» **Extracted material**:
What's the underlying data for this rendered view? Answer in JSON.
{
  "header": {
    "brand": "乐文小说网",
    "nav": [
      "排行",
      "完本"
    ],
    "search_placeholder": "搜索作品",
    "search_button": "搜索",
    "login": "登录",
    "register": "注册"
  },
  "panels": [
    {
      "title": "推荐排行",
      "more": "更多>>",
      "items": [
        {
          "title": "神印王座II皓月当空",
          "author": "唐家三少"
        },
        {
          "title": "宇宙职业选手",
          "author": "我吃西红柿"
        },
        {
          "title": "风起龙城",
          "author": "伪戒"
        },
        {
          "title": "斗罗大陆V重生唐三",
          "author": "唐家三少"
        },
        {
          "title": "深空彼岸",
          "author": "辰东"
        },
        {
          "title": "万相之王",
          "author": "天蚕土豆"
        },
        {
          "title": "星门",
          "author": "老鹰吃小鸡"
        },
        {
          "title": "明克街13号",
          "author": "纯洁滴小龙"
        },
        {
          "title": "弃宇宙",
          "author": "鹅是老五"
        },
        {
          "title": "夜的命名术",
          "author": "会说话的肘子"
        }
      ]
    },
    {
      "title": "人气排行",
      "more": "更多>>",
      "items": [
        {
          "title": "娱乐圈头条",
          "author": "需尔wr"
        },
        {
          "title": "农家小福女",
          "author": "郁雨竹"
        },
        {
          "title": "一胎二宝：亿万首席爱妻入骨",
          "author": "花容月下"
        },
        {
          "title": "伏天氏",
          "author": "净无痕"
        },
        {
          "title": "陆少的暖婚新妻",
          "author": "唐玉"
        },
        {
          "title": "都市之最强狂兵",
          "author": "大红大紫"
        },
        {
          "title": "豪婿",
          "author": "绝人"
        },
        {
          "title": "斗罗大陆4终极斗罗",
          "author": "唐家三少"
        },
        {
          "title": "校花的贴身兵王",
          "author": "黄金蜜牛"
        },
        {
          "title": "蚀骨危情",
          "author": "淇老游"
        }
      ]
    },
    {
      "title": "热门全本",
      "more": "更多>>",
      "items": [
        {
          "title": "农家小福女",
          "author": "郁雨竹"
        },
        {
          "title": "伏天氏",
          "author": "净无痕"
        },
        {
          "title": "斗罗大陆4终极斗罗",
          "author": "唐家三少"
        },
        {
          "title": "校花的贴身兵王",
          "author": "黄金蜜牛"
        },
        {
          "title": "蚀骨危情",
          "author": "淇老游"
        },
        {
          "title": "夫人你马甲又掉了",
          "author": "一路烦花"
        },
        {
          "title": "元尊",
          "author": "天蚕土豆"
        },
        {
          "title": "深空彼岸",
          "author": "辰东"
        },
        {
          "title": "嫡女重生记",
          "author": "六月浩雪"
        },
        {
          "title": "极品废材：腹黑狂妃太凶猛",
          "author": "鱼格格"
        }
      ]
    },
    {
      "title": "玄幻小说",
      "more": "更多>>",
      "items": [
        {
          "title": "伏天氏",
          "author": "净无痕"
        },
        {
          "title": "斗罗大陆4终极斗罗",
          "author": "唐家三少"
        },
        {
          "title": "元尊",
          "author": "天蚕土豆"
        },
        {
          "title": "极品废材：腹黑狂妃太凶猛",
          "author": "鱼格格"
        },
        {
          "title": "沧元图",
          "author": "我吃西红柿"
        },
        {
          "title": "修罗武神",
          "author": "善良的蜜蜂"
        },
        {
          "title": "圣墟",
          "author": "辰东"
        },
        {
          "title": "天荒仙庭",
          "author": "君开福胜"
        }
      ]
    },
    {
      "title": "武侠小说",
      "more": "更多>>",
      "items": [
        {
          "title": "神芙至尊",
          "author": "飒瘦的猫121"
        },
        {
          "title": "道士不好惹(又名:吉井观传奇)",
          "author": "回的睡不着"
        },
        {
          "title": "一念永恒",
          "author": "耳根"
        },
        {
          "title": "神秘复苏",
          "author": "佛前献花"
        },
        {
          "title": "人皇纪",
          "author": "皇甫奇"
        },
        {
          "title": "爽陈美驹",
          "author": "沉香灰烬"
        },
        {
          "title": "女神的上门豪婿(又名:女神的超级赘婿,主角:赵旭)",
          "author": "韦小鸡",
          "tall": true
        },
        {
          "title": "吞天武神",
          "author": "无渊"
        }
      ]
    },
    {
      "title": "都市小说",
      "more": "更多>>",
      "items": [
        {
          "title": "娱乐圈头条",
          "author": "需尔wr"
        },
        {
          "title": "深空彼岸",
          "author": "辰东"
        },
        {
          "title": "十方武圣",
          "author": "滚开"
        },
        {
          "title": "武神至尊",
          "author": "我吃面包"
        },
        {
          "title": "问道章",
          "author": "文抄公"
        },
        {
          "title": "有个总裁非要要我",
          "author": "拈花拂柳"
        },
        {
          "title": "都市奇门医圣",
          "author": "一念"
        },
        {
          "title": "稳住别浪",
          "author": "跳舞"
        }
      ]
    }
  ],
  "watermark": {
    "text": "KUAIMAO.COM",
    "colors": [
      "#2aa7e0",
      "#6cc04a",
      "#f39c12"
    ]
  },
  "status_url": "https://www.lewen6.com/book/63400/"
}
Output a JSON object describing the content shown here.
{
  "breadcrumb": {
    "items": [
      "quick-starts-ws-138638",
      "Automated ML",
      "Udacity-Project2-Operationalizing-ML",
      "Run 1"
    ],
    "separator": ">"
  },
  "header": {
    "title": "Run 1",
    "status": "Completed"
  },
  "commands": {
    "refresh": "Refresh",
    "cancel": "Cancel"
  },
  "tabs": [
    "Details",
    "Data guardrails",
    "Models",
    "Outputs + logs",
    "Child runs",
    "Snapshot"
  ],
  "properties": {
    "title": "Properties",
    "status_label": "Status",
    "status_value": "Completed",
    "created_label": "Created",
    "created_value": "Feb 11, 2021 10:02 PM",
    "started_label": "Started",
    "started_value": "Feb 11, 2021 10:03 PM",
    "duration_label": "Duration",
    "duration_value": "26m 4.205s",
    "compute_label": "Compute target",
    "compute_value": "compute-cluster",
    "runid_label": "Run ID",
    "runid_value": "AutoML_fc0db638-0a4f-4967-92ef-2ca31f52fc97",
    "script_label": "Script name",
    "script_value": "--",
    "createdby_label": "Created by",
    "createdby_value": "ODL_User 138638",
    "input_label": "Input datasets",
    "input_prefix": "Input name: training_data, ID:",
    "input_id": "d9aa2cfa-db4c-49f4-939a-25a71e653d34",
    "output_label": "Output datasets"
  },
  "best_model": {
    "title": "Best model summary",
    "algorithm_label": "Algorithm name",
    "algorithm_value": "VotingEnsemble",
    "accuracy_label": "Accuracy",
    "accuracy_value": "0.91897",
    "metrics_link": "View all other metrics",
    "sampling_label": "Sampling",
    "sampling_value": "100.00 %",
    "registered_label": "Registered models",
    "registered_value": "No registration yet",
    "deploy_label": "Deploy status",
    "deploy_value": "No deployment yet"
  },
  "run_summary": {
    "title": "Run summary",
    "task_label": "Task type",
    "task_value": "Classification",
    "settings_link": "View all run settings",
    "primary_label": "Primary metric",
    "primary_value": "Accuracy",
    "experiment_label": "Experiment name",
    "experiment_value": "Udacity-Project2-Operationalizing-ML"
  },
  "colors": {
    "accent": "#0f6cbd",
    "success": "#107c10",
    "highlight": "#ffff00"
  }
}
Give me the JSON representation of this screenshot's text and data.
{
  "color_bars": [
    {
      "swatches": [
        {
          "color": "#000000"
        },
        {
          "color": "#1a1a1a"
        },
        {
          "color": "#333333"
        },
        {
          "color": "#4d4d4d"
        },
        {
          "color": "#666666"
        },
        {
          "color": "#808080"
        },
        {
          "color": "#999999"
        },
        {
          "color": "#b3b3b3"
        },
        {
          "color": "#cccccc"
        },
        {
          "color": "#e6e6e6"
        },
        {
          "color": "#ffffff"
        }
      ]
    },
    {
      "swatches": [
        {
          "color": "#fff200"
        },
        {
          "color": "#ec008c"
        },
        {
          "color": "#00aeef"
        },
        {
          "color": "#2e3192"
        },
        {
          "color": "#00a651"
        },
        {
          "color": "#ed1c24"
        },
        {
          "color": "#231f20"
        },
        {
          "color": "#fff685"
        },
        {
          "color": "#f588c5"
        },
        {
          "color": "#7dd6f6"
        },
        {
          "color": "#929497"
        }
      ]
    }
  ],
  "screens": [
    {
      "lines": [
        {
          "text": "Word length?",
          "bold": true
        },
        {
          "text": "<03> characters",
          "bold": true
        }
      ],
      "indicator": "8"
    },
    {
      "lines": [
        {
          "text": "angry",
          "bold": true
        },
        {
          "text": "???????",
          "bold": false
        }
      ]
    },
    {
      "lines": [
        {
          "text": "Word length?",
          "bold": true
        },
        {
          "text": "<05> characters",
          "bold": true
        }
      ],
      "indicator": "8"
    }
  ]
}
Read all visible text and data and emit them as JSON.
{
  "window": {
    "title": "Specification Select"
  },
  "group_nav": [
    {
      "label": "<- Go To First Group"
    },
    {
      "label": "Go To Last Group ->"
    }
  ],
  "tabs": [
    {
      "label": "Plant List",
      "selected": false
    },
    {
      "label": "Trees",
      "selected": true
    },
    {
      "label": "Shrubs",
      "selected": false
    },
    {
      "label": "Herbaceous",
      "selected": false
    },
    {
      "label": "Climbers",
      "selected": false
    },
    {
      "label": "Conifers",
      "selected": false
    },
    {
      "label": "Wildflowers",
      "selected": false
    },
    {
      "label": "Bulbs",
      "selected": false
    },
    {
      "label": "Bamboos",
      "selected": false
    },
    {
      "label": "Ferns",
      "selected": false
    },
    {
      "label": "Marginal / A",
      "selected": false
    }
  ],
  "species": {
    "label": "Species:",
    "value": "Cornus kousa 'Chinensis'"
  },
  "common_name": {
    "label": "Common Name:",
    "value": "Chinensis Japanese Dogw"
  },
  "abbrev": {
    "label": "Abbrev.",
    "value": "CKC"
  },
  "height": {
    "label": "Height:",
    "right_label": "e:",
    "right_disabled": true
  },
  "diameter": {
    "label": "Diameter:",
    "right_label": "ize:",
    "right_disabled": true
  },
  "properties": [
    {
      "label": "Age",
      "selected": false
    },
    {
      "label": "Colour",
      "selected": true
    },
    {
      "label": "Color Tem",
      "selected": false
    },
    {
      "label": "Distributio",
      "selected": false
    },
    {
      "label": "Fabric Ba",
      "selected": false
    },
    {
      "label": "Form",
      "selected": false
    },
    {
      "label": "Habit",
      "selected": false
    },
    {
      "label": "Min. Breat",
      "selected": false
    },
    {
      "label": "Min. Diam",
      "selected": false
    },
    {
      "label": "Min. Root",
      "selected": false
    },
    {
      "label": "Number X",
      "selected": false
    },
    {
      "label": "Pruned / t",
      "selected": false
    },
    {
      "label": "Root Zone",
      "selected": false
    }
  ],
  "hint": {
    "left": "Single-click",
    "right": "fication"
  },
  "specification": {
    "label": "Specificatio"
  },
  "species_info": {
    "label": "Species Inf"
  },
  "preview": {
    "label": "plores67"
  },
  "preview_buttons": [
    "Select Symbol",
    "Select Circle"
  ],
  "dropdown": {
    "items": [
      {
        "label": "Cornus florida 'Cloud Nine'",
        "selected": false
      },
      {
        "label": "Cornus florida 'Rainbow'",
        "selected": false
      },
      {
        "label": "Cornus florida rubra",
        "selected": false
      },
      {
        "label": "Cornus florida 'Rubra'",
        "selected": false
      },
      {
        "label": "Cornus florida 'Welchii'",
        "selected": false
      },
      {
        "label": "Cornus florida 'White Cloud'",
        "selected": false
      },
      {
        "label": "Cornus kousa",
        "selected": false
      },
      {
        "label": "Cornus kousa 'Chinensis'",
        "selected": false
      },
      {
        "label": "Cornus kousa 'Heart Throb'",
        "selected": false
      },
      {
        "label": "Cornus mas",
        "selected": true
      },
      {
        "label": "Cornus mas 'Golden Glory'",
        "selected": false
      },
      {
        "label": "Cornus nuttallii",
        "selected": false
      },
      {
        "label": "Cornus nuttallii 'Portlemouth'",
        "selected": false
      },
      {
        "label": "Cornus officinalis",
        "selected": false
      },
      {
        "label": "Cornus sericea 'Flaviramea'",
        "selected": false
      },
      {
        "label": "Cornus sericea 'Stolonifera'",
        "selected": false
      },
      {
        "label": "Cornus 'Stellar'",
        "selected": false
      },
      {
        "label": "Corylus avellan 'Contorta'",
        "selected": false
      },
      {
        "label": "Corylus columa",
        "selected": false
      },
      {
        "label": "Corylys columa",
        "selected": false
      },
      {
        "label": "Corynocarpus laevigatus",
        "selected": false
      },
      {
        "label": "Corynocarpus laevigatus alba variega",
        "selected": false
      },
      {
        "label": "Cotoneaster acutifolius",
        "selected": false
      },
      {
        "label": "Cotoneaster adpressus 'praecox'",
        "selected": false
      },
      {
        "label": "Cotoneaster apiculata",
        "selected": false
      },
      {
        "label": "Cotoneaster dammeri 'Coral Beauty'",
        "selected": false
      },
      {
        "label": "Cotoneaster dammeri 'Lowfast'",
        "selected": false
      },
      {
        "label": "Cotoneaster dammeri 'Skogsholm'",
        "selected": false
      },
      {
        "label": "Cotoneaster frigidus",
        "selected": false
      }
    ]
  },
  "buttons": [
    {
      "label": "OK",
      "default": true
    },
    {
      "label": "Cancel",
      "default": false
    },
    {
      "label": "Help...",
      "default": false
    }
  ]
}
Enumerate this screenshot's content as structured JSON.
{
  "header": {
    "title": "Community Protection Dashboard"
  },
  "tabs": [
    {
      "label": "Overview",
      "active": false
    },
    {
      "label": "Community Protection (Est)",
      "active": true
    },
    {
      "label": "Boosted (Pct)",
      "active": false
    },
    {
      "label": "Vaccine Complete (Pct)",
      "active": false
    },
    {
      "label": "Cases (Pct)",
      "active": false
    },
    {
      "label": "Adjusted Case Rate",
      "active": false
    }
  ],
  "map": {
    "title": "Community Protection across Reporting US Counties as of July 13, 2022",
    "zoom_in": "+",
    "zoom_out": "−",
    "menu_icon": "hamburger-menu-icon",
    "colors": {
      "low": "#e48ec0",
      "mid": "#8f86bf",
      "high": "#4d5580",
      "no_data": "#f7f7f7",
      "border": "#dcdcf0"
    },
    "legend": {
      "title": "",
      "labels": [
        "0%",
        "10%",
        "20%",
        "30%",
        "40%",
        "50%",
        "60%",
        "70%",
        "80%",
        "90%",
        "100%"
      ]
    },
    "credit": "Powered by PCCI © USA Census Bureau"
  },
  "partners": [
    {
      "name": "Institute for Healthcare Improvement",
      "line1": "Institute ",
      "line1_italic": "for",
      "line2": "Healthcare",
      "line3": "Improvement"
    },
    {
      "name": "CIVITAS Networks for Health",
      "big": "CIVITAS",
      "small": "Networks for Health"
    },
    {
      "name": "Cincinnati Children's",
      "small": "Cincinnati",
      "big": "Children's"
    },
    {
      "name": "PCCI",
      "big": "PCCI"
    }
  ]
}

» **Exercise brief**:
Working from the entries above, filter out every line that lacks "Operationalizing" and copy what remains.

» **Result for this task**:
      "Udacity-Project2-Operationalizing-ML",
    "experiment_value": "Udacity-Project2-Operationalizing-ML"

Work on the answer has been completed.